I've been asked a fair few times recently if I can explain how to tell the difference between an ordinary Japanese wife or teahouse girl and a Yoshiwara courtesan in Japanese prints... so here goes. One of the first things that most people learn, from reading about Japanese prints, is that Yoshiwara women wore their obi tied at the front, and that does give us our first clue. Were you to rely upon that alone, however, you'd conclude that the woman shown standing in this print by Utamaro on the right (from the series Fūzoku ukiyo hakkei, 'Eight Views of Customs of the Floating World') is a courtesan... and you'd be wrong. She is in fact a widow. Compare the decoration, or rather the lack of it, on her robes in comparison with these ladies below.
This print, by Chōkōsai Eishō, depicts the high-ranking courtesans Hanaōgi, Segawa, and Miyahito, who were all from the well-known Ōgiya brothel. Look at the bold and colourful patterns on their multi-layered robes. No geisha, woman from a samurai household or townsman's wife would have sought to draw attention to herself by dressing in such a showy manner. The highest ranking courtesans wore the most expensive and lavish of brocade fabrics, whereas any 'respectable' woman, whether she happened to be married or not, would have been required to own a more subdued wardrobe.

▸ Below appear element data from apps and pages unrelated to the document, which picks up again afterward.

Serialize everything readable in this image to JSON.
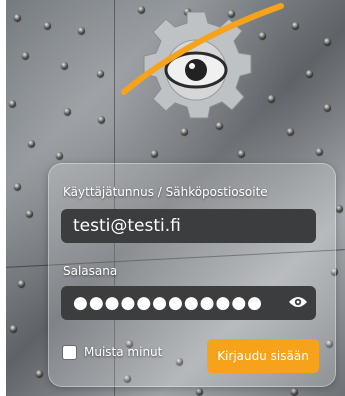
{
  "login_form": {
    "username_label": "Käyttäjätunnus / Sähköpostiosoite",
    "username_value": "testi@testi.fi",
    "password_label": "Salasana",
    "password_masked": "●●●●●●●●●●●●",
    "show_password_icon": "eye-icon",
    "remember_label": "Muista minut",
    "remember_checked": false,
    "submit_label": "Kirjaudu sisään"
  },
  "colors": {
    "accent": "#f6a21b",
    "input_bg": "#3c3d3f",
    "text": "#ffffff"
  }
}
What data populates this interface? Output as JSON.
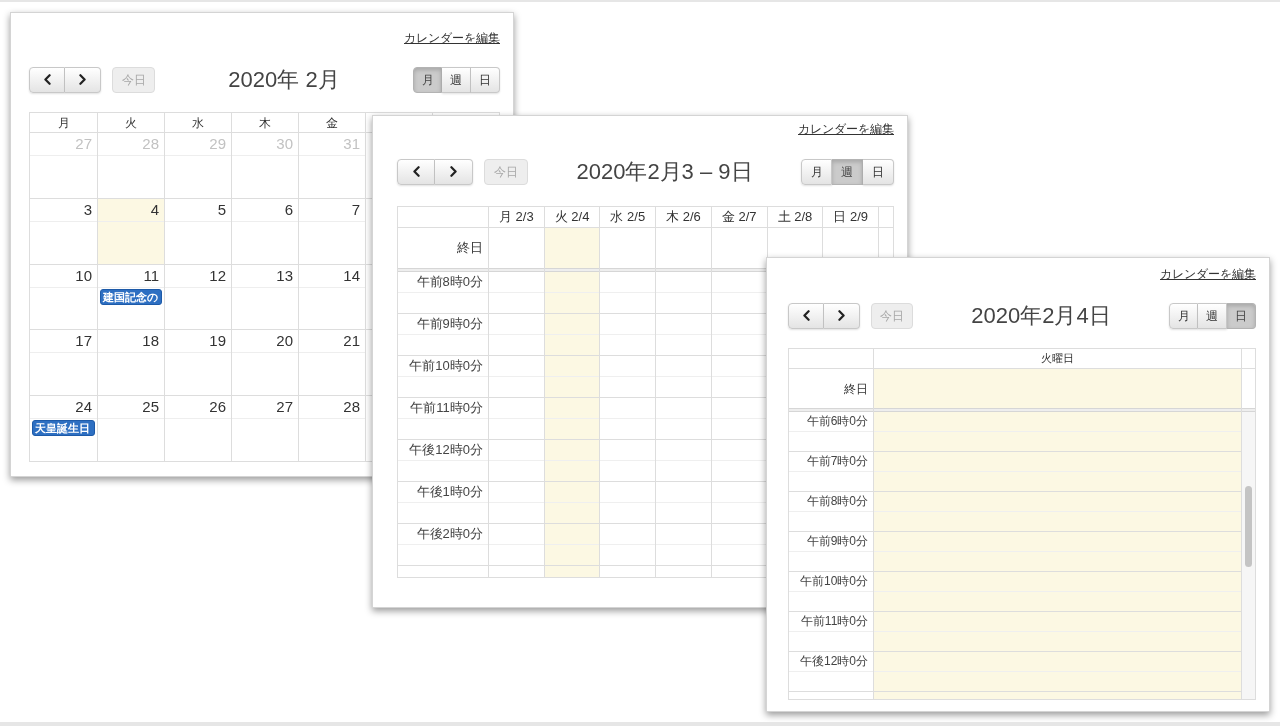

And let's not forget the entourage. Many of the full-length images of courtesans include at least one young attendant, as these women were rarely without their kamuro (child apprentice) at their side. Take a look at the image on the right by Chōbunsai Eishi, depicting Hanaōgi walking along with her young kamuro, Yoshino and Tatsuta; one walking before her and the other following behind. Look at the way the little kamuro have their hair dressed.
The clothes of both the courtesan herself and her attendants and the ornate style in which the kamuro's hair is dressed, not to mention the positioning of the figures in a processional manner, set them apart from the ordinary women and children depicted in scenes set outside of the Yoshiwara, such as the one below by Katsukawa Shunchō, which is one sheet from a pentaptych (five-sheet print) depicting calligraphy students chatting away as they walk along on a visit to a shrine.
Look at the modest clothes worn by the women in Shunchō's print, their simple hairstyles, and the relaxed manner in which they walk along engrossed in conversation with the other members of the group.
So now you might be wondering how you are supposed to tell the difference if you're looking at a bust portrait, so you don't have much to work with where clothes are concerned, and there are no kamuro in sight. Well, there's always the hair. A young teahouse waitress, such as the renowned beauty Ohisa of the Takashimaya, would have worn her hair with a modest amount of adornment, and never piled up in the elaborate styles worn by women of the Yoshiwara. Compare this portrait of her by Utamaro, below, with the image that follows it, of the courtesan Hanaōgi by the artist Ichirakutei Eisui... and look at all those hair pins in Hanaōgi's hair.